(b Concord, NH, March 7, 1940). American filmmaker, composer, violinist, and media artist. He began playing violin in his youth and studied with Ronald Knudsen. He became fascinated with the physics of sounds and interested in intonation, the harmonic series, long-held tones, and the act of close listening. He attended Harvard University and received an AB in mathematics in 1962. While at Harvard he met Henry Flynt and Christian George Wolff and became involved with the post-Cagean avant garde based in New York. In 1959 Conrad met La Monte Young, who became a frequent collaborator in the mid-1960s. Conrad credits an encounter with the music of 17th-century composer and violinist Heinrich Ignaz Biber in the late 1950s with a profound transformation of his musical thinking, drawing his attention to variable tunings and the role of timbre as an aesthetic concern. Conrad’s exposure to the music of Ali Akbar Khan also heightened his interest in drones as a basis for musical performance....
revised by Martin Marks
(b Los Angeles, CA, 29 May 1953). Composer, rock singer, arranger, and guitarist. With his brother Richard he formed the theater company the Mystic Knights of the Oingo Boingo in the 1970s, which in 1979 became Oingo Boingo, an eight-piece, new wave band led by Elfman as vocalist and songwriter. During the 1980s the band developed a distinctive synthesizer and horn-based sound; occasionally its songs were featured in youth-market films, such as for the title song of Weird Science (1985), but its ten or so albums had limited commercial success and it formally broke up in 1995.
Beginning in 1985 Elfman also began scoring films, becoming especially well known for his association with the director Tim Burton; after Batman (1989), he became one of Hollywood's most sought-after younger composers. He has worked on nearly all of Burton's films, creating colorful, rhythmically driving and knowingly referential scores, well matched to Burton's surreal style. Elfman has also written the theme music for many television shows, notably “The Simpsons”. Objecting to the overbearing use of sound effects in such action-driven films as ...
Mychael Danna, left, and Jeff Danna arrive at the Television Academy's Creative Arts Emmy Awards at Microsoft Theater on Saturday, Sept. 12, 2015, in Los Angeles.
(Photo by Vince Bucci/Invision for the Television Academy/AP Images)
(b Baton Rouge, LA, 13 Feb 1950). Television composer and guitarist. After early experience playing guitar in rock bands, Walden was a member of the blues-based rock trio Stray Dog, with whom he recorded two albums on Emerson, Lake and Palmer's Manticore label. After moving to Hollywood in 1974, Walden pursued session recording work with major figures such as Stevie Wonder, Rita Coolidge, Donna Summer, Eric Burdon, Greg Lake, Carl Palmer, and Chaka Khan.
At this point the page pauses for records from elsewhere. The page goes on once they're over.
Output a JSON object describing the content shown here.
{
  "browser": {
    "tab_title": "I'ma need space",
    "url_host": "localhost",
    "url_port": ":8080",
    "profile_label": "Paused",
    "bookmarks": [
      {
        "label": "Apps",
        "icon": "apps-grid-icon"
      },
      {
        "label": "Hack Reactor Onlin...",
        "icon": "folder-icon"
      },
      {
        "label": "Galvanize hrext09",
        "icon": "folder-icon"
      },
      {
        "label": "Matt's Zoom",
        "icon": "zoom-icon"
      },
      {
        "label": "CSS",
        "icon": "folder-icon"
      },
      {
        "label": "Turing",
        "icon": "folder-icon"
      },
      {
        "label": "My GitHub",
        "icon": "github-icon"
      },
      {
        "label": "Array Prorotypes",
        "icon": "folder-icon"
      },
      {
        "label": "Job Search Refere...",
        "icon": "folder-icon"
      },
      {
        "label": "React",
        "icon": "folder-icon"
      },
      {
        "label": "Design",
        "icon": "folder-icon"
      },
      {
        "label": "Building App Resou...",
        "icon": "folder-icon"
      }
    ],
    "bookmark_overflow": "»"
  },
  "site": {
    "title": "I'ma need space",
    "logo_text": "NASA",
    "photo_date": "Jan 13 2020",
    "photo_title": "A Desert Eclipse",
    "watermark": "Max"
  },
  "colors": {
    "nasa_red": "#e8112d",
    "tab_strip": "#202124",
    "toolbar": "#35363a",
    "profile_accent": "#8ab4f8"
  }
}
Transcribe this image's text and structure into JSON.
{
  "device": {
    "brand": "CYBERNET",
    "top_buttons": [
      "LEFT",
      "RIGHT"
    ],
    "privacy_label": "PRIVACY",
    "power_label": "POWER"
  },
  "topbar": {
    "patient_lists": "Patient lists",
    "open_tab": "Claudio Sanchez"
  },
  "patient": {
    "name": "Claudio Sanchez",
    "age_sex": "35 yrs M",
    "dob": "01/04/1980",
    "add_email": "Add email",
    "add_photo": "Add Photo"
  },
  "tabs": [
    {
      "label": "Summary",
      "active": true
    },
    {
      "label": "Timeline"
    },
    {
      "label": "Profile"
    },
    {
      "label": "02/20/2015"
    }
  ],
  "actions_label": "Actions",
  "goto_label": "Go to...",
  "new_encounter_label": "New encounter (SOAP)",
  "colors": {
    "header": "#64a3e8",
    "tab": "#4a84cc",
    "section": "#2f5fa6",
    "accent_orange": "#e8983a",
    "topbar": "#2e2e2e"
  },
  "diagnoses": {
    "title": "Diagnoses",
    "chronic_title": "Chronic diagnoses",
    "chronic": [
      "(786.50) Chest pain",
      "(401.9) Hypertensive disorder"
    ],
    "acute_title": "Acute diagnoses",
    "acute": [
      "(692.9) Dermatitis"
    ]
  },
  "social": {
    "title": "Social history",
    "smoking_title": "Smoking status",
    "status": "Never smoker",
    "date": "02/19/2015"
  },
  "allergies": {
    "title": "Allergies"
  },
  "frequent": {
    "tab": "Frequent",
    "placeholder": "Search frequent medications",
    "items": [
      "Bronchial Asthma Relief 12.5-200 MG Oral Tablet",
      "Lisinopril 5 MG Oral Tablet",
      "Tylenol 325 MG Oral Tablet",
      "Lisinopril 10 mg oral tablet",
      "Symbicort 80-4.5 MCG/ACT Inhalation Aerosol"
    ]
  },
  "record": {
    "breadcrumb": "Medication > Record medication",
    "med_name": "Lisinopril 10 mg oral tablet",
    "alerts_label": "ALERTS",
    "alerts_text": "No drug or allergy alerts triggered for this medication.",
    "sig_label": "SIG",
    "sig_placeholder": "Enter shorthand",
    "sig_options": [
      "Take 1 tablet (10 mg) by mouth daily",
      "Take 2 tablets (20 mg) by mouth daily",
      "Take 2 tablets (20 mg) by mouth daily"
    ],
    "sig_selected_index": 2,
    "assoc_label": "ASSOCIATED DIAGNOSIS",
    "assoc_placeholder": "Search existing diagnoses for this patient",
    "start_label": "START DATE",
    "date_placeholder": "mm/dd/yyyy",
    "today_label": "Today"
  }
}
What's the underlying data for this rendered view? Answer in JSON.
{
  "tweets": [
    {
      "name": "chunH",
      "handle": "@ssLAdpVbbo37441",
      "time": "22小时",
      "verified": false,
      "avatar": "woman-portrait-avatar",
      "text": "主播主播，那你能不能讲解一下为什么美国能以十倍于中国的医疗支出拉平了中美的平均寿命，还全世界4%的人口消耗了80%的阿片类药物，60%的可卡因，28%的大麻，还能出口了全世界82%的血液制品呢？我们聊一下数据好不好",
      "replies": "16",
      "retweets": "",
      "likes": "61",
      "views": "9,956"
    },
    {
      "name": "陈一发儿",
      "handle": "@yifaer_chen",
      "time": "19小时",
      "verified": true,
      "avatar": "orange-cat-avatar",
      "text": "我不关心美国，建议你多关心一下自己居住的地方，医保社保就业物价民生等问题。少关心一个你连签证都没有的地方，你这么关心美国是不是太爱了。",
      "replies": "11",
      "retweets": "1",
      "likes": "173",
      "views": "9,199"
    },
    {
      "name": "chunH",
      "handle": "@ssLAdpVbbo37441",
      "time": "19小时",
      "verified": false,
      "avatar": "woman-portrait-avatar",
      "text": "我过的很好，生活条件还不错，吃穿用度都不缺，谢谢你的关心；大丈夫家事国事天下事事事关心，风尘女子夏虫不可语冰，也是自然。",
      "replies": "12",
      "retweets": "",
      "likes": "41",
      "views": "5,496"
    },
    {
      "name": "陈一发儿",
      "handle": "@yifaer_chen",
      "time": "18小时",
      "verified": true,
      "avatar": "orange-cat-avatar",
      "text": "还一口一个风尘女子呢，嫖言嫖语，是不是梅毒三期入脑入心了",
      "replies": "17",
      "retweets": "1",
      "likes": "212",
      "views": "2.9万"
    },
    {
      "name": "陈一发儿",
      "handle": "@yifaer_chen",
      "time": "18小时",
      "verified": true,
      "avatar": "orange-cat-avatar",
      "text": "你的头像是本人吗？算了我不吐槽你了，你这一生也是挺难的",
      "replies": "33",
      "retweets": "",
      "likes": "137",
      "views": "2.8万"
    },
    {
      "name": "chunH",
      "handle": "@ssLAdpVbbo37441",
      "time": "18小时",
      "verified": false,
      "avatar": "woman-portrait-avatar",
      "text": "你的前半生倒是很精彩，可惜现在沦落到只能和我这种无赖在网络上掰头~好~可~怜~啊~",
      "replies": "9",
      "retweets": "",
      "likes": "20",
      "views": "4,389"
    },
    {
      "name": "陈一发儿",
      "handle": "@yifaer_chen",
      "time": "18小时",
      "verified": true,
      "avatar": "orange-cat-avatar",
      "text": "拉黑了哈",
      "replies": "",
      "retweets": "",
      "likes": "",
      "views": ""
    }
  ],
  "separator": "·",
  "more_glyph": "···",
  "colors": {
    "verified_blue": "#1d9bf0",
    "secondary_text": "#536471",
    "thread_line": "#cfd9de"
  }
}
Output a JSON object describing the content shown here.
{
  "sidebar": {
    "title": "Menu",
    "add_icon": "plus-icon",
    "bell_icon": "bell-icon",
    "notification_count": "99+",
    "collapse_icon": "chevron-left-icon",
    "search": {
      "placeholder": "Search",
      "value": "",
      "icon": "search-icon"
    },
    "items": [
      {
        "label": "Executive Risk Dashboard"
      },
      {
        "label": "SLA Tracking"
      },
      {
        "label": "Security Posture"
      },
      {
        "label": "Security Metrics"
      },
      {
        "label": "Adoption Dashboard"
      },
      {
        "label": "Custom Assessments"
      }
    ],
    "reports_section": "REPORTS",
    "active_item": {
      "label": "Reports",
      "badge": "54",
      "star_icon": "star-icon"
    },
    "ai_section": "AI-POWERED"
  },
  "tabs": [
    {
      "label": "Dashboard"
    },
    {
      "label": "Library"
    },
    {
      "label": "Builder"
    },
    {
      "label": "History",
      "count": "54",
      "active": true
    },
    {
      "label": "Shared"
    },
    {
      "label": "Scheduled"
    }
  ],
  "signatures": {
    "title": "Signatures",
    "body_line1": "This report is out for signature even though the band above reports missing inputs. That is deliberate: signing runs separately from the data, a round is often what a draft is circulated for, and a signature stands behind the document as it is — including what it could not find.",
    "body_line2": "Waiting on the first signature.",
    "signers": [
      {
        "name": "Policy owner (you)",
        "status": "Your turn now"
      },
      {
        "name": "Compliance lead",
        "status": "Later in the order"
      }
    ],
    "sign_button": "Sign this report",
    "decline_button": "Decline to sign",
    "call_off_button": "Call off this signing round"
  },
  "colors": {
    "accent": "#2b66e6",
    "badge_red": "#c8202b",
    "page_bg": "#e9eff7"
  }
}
While Walden lacked notational skills and experience scoring for television, the producers of the 1980s television series thirtysomething were intrigued by the name “Snuffy,” a curiosity that led to an audition and ultimately his assignment to compose for the series (along with fellow composers Jay Gruska and Stewart Levin). The success of thirtysomething led to a steady stream of further work in television. He has long been associated with the serial dramas made by the Bedford Falls Company, whose work besides ...
(b Chicago, IL, 8 Aug 1900; d Palm Springs, CA, 10 Nov 1956). Composer, conductor, and violinist. He began to play the violin at the age of six and four years later went to live with his grandfather in Warsaw, where he studied at the conservatory. He made his debut as a soloist with the Warsaw PO in 1917. In 1920 he returned to the United States and the following year made his American debut at Orchestra Hall in Chicago. Between 1922 and 1929 he was a leader in movie theaters, a musical supervisor of vaudeville productions, a violinist and arranger for Ted Fiorito's orchestra, and the assistant musical director of the Balaban and Katz theater chain.
He first worked for radio in 1929 and in 1931 became music director for Brunswick Records, where in 1932 he arranged and conducted several selections from Show Boat with soloists, chorus, and orchestra; released on four discs, it was the first American album made from the score of a Broadway musical. In ...